The current Russian authorities, like their Soviet precursors, also have a keen eye for how they can inflict the most damage. So they target those journalists with the best command of Russian, the widest circle of Russian contacts, and the most in-depth knowledge and experience of Russia.

Gershkovich fits that pattern. He has a native command of Russian, having grown up in an emigre family. And although still in his early 30s, he had spent six years working and travelling in Russia and had a big circle of friends and contacts. In singling him out, the authorities can break a network of contacts and serve notice on others – whether Russian contacts or other Western journalists – that fraternisation is not a good idea.

The situation of reporters in Russia has changed considerably over the past couple of years. Employers and correspondents alike have been less alert to some of the risks than they could have been. Back in 2021, the BBC’s Sarah Rainsford, for example, was in Moscow on a temporary extension of a long-term visa. This made her vulnerable. The authorities decided simply not to renew her visa, which led to her expulsion from Moscow after more than 20 years of reporting there.

Gershkovich was apparently detained after reporting twice in a matter of weeks from Nizhny Tagil, a small industrial city near Yekaterinburg. He had apparently been trying to speak to workers employed at defence-related plants. The journalistic enterprise was admirable. Of course, at a time when Russia is waging a war, it was also risky.

It would be wrong to argue that journalism is never used as a cover for espionage – by our side, as well as theirs – or that bona fide reporting is never of use to intelligence services. But Gershkovich’s editors, colleagues and friends have unanimously rejected claims he is a spy. If we exclude espionage as the real reason for his arrest, the other, more plausible motive behind Russia’s actions is to secure a hostage for a future exchange.

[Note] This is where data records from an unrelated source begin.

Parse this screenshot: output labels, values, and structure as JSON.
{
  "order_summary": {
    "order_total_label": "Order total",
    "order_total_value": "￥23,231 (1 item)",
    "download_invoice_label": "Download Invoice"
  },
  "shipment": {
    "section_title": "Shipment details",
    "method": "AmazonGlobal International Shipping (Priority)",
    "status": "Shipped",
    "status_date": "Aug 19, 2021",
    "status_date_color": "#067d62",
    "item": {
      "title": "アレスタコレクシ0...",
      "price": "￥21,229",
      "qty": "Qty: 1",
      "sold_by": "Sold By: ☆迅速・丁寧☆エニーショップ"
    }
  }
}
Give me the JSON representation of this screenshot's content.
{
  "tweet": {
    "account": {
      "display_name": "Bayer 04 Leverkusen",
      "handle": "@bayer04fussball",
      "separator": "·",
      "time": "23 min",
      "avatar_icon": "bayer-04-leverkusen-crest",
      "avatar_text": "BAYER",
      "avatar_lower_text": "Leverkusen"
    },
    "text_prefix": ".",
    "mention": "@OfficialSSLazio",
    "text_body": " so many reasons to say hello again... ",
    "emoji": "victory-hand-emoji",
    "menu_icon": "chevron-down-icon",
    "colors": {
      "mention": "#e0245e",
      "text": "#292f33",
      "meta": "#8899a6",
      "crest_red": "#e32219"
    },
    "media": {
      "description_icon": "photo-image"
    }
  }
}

This has certainly been the case in the past. Daniloff was held in Russia soon after the arrest in the US of Gennadi Zakharov, who worked at the Soviet mission to the UN. The US administration treated Daniloff’s case as a high matter of state, and struck an unacknowledged deal for his release from Russia within a month. In return, the US returned Zakharov to Russia, while the well-known Russian dissident, Yuri Orlov, was released to the West.

Western journalists are particularly useful as hostages because their employers and colleagues can exert pressure on their government to strike a deal. Russia also knows from recent experience that prisoner-swaps with the US are possible, even now, when the two sides are barely communicating because of the war in Ukraine.

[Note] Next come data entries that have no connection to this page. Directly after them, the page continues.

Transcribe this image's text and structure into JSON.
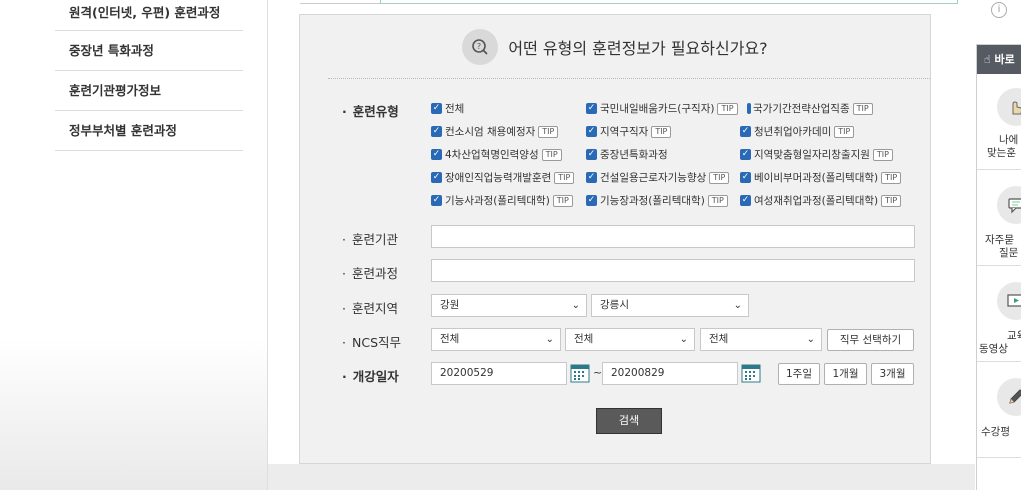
{
  "sidebar": {
    "items": [
      {
        "label": "원격(인터넷, 우편) 훈련과정"
      },
      {
        "label": "중장년 특화과정"
      },
      {
        "label": "훈련기관평가정보"
      },
      {
        "label": "정부부처별 훈련과정"
      }
    ]
  },
  "panel": {
    "title": "어떤 유형의 훈련정보가 필요하신가요?",
    "search_icon": "question-search-icon"
  },
  "form": {
    "type_label": "훈련유형",
    "institution_label": "훈련기관",
    "course_label": "훈련과정",
    "region_label": "훈련지역",
    "ncs_label": "NCS직무",
    "date_label": "개강일자",
    "tip_label": "TIP",
    "checkboxes": [
      {
        "label": "전체",
        "tip": false
      },
      {
        "label": "국민내일배움카드(구직자)",
        "tip": true
      },
      {
        "label": "국가기간전략산업직종",
        "tip": true
      },
      {
        "label": "컨소시엄 채용예정자",
        "tip": true
      },
      {
        "label": "지역구직자",
        "tip": true
      },
      {
        "label": "청년취업아카데미",
        "tip": true
      },
      {
        "label": "4차산업혁명인력양성",
        "tip": true
      },
      {
        "label": "중장년특화과정",
        "tip": false
      },
      {
        "label": "지역맞춤형일자리창출지원",
        "tip": true
      },
      {
        "label": "장애인직업능력개발훈련",
        "tip": true
      },
      {
        "label": "건설일용근로자기능향상",
        "tip": true
      },
      {
        "label": "베이비부머과정(폴리텍대학)",
        "tip": true
      },
      {
        "label": "기능사과정(폴리텍대학)",
        "tip": true
      },
      {
        "label": "기능장과정(폴리텍대학)",
        "tip": true
      },
      {
        "label": "여성재취업과정(폴리텍대학)",
        "tip": true
      }
    ],
    "institution_value": "",
    "course_value": "",
    "region_province": "강원",
    "region_city": "강릉시",
    "ncs_1": "전체",
    "ncs_2": "전체",
    "ncs_3": "전체",
    "ncs_button": "직무 선택하기",
    "date_from": "20200529",
    "date_tilde": "~",
    "date_to": "20200829",
    "period_1w": "1주일",
    "period_1m": "1개월",
    "period_3m": "3개월",
    "search_button": "검색"
  },
  "quick": {
    "title": "바로",
    "items": [
      {
        "line1": "나에",
        "line2": "맞는훈",
        "icon": "hand-touch-icon"
      },
      {
        "line1": "자주묻",
        "line2": "질문",
        "icon": "chat-icon"
      },
      {
        "line1": "교육",
        "line2": "동영상",
        "icon": "video-icon"
      },
      {
        "line1": "수강평",
        "line2": "",
        "icon": "pencil-icon"
      }
    ]
  },
  "colors": {
    "checkbox": "#2a69b5",
    "panel_bg": "#f1f1f1",
    "search_button": "#5a5a5a",
    "quick_head": "#565a62"
  }
}
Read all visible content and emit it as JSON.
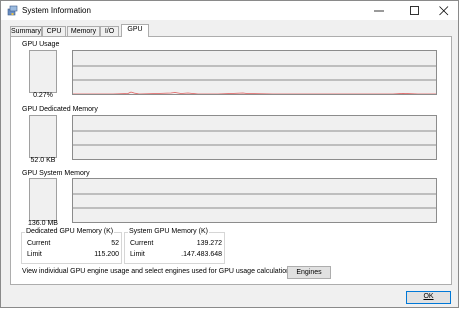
{
  "window": {
    "title": "System Information"
  },
  "tabs": [
    "Summary",
    "CPU",
    "Memory",
    "I/O",
    "GPU"
  ],
  "active_tab": "GPU",
  "sections": {
    "usage": {
      "label": "GPU Usage",
      "value": "0.27%",
      "level": 0.0027
    },
    "dedicated": {
      "label": "GPU Dedicated Memory",
      "value": "52.0 KB"
    },
    "system": {
      "label": "GPU System Memory",
      "value": "136.0 MB"
    }
  },
  "dedicated_group": {
    "title": "Dedicated GPU Memory (K)",
    "current_label": "Current",
    "current_value": "52",
    "limit_label": "Limit",
    "limit_value": "115.200"
  },
  "system_group": {
    "title": "System GPU Memory (K)",
    "current_label": "Current",
    "current_value": "139.272",
    "limit_label": "Limit",
    "limit_value": ".147.483.648"
  },
  "footer": {
    "text": "View individual GPU engine usage and select engines used for GPU usage calculations:",
    "engines_button": "Engines"
  },
  "ok_button": "OK",
  "colors": {
    "usage_line": "#e05c5c",
    "graph_bg": "#f0f0f0",
    "grid": "#8c8c8c",
    "ok_border": "#0078d7"
  }
}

In December 2022, for instance, the US secured the release of basketball player Brittney Griner, who had served 10 months of a nine-year sentence for drug offences. She was exchanged for Russian arms dealer Viktor Bout, whose release Russia had been seeking ever since his arrest in 2008.

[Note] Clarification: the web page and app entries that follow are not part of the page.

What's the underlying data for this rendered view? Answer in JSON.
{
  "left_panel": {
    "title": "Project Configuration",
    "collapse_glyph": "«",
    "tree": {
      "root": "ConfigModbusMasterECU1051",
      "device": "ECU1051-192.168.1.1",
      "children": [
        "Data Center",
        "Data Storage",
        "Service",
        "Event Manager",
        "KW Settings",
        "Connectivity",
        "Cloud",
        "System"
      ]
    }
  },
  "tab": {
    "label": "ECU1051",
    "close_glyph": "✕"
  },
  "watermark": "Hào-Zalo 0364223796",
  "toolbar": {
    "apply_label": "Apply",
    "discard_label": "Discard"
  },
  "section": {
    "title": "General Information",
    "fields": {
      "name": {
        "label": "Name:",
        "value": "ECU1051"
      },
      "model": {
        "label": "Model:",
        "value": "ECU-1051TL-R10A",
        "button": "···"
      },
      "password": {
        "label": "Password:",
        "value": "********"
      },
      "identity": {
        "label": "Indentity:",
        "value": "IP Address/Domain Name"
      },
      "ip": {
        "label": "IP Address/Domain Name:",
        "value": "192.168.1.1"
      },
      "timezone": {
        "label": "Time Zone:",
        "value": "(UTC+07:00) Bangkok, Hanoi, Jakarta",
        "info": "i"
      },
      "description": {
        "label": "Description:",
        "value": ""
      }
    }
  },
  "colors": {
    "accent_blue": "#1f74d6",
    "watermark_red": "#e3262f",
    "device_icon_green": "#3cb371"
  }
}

One theory is that Russia may have detained Gershkovich with a view to negotiating an exchange for Sergei Cherkasov, a suspected Russian spy who is now in prison in Brazil. He is believed to have used the cover of a Brazilian student while in the US. Other, more complicated swaps have also been mooted. The Russians have bought time by announcing a two-month-long investigation into the accusations against Gershkovich, which suggests that, sooner or later, a deal may be done.

For Evan Gershkovich, as for any journalist in his situation, such an outcome can only be bittersweet. He may regain his freedom, but it will be quite some time before he can report again in Russia.

Mary Dejevsky is a writer and broadcaster. She was Moscow correspondent for The Times between 1988 and 1992. She has also been a correspondent from Paris, Washington and China.

Picture by: Twitter / Moscow Times.

To enquire about republishing spiked’s content, a right to reply or to request a correction, please contact the managing editor, Viv Regan.

Topics Free Speech Politics USA World


Want to join the conversation?

Only spiked supporters and patrons, who donate regularly to us, can comment on our articles.

Join today